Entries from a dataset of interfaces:
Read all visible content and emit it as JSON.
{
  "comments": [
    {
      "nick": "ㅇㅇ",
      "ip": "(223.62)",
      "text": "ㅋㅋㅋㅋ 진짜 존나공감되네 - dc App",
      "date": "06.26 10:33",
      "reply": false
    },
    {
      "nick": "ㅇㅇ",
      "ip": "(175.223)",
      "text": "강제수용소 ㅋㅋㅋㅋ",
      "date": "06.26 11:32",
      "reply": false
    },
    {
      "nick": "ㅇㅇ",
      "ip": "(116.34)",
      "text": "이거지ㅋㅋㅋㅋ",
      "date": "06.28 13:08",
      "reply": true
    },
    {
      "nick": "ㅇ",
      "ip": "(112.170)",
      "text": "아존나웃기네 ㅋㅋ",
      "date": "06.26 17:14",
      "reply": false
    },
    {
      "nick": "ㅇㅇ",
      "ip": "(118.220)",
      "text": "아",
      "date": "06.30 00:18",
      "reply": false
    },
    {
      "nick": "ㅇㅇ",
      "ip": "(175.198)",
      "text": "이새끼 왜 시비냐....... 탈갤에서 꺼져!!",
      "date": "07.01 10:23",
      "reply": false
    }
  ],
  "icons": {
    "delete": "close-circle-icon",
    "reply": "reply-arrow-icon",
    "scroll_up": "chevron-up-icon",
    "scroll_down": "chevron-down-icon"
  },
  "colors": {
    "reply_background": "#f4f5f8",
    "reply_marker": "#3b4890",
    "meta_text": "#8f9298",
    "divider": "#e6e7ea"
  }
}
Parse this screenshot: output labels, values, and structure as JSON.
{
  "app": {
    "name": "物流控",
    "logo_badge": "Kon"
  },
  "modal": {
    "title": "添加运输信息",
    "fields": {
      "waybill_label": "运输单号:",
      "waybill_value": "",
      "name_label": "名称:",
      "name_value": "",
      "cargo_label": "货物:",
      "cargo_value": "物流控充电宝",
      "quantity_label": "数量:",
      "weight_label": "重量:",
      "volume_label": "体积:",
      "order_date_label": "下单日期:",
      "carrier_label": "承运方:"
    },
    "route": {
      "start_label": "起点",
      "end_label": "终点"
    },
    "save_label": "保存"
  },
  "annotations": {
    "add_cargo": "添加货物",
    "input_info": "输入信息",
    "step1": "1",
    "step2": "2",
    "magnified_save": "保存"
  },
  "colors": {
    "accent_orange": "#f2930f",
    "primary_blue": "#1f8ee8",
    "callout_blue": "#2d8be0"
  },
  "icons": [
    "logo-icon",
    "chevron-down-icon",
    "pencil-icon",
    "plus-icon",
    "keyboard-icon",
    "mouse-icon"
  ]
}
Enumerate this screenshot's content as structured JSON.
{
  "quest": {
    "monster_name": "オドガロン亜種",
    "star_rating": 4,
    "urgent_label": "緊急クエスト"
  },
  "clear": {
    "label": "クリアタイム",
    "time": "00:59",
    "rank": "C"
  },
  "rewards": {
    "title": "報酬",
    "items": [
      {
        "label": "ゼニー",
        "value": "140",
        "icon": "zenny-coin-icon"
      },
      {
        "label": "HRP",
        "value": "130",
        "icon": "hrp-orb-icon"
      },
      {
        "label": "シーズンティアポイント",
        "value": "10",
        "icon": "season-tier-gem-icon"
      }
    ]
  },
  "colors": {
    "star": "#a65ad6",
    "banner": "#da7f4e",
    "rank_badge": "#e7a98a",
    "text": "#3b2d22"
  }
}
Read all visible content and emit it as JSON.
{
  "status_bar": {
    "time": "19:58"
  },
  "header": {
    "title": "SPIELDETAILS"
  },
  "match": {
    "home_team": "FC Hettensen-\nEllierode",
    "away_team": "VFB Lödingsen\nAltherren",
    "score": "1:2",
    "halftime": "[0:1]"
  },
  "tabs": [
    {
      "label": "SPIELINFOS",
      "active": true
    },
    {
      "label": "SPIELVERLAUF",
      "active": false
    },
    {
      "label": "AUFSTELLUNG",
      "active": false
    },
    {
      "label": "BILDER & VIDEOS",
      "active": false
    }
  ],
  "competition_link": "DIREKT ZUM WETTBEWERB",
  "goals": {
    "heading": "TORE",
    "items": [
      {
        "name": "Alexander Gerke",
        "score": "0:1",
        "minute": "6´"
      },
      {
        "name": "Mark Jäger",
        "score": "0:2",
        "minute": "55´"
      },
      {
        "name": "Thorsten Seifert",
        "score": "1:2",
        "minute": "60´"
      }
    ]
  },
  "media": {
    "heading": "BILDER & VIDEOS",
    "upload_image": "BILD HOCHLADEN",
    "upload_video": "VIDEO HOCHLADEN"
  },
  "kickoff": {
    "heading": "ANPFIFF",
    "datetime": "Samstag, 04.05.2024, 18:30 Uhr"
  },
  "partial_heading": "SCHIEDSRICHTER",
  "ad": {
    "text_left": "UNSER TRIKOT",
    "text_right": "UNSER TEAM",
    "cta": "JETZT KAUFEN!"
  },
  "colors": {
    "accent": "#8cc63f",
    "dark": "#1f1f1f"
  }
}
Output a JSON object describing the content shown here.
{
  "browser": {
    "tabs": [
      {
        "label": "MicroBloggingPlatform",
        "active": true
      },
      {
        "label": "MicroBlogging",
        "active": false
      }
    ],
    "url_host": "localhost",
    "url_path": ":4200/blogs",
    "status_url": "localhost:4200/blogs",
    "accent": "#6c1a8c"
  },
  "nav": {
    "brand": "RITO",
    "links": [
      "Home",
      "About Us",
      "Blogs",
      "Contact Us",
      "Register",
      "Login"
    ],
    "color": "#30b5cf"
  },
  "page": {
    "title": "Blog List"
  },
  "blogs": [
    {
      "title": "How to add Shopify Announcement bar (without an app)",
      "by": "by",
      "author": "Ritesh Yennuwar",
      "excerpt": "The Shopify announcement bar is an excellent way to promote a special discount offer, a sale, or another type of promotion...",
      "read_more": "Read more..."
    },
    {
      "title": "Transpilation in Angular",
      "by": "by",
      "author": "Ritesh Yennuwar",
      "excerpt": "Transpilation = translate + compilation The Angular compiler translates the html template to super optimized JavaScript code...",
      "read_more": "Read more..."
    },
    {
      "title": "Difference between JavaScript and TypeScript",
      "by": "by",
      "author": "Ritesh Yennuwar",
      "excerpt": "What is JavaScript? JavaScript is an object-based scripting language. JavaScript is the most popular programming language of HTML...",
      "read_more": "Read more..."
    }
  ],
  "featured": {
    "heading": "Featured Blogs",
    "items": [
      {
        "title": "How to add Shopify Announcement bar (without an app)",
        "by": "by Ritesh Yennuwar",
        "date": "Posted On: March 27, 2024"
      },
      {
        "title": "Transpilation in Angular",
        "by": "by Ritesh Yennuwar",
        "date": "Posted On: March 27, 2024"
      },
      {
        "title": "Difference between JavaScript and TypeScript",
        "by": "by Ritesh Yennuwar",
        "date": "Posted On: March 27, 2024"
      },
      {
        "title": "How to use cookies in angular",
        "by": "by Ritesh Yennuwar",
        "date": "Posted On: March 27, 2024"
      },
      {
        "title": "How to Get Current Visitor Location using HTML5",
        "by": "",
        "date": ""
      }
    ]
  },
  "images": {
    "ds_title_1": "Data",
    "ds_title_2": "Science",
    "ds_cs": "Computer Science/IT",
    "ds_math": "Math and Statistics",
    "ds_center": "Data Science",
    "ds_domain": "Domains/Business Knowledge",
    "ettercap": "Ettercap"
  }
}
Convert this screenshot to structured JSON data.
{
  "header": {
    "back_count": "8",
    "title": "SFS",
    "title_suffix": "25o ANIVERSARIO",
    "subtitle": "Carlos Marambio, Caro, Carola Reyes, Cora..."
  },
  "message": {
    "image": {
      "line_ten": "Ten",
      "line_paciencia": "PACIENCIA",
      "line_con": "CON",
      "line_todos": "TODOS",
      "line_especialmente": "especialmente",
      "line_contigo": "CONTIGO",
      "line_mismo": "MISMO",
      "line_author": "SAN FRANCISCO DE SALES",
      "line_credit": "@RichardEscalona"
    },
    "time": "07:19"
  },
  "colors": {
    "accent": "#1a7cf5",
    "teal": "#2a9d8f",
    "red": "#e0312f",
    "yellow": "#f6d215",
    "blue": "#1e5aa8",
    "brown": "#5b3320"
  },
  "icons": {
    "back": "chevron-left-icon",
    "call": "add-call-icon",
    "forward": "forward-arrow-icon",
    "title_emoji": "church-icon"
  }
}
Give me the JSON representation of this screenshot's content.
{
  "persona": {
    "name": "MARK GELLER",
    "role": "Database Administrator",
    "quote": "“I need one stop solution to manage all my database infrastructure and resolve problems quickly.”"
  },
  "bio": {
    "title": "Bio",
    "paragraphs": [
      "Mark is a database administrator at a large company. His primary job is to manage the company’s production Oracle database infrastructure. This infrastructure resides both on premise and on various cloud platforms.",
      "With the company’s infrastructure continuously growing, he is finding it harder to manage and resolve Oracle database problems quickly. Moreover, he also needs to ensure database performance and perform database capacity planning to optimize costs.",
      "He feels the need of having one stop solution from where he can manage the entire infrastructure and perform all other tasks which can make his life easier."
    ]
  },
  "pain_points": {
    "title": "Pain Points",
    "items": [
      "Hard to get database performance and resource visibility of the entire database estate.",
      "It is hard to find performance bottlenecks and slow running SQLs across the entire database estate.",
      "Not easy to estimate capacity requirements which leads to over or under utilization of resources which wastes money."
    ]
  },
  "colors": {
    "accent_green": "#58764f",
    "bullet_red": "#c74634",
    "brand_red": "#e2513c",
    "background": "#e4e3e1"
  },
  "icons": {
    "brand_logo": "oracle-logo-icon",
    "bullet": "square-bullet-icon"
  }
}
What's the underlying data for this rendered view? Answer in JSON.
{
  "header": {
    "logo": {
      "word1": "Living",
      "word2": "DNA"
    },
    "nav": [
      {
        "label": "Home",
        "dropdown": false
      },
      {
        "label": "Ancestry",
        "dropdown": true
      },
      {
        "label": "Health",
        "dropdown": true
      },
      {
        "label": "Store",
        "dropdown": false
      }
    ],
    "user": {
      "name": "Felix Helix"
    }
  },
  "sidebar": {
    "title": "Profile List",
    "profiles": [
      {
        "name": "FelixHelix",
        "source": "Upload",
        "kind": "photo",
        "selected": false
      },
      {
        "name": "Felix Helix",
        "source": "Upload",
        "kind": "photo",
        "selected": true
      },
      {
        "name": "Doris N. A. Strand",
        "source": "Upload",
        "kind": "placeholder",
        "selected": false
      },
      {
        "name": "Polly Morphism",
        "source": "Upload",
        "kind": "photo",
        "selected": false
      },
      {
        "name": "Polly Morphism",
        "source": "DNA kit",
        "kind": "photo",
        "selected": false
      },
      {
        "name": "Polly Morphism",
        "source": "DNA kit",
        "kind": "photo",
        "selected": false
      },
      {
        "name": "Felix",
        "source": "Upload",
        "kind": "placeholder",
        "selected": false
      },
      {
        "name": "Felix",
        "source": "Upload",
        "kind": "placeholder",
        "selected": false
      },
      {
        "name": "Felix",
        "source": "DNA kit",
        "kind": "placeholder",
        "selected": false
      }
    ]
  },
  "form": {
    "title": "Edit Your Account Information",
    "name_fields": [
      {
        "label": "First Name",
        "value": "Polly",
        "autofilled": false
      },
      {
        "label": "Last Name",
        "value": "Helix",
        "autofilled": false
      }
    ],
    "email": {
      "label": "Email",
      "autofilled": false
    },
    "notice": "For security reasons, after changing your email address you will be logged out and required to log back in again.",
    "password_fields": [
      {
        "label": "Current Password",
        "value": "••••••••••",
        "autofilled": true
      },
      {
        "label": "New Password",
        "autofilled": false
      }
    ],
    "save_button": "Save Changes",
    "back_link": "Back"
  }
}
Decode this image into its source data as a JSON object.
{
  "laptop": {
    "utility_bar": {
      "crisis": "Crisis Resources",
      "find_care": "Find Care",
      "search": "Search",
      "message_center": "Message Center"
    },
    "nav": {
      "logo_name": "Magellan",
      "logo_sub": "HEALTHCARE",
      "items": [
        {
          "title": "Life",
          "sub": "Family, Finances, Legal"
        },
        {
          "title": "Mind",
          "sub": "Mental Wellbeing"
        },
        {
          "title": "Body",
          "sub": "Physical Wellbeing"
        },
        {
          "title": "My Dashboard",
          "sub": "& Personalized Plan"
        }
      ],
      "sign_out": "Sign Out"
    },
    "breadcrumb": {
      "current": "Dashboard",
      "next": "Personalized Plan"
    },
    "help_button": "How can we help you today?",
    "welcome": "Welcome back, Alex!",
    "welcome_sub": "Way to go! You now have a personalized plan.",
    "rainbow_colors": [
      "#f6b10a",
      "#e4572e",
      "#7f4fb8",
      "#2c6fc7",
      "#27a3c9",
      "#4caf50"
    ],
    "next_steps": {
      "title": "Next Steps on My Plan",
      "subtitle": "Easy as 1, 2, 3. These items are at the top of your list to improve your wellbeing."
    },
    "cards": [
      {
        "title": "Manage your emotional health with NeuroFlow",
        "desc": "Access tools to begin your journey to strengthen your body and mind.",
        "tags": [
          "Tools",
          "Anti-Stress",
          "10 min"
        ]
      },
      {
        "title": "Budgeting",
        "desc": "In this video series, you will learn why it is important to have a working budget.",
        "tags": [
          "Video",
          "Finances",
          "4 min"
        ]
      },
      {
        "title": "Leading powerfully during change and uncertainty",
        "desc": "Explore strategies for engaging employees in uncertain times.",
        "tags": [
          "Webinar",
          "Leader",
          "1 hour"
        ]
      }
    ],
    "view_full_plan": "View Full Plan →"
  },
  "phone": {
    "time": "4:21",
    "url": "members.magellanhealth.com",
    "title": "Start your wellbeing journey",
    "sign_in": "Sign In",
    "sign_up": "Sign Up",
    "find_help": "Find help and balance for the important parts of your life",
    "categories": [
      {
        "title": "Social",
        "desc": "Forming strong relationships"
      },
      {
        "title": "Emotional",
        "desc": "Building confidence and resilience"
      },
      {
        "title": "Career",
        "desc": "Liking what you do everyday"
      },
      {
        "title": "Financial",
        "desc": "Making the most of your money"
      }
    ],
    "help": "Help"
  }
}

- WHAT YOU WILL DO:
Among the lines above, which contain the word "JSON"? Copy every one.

- RESPONSE:
Read all visible content and emit it as JSON.
Parse this screenshot: output labels, values, and structure as JSON.
Enumerate this screenshot's content as structured JSON.
Read all visible content and emit it as JSON.
Output a JSON object describing the content shown here.
Convert this screenshot to structured JSON data.
Give me the JSON representation of this screenshot's content.
What's the underlying data for this rendered view? Answer in JSON.
Decode this image into its source data as a JSON object.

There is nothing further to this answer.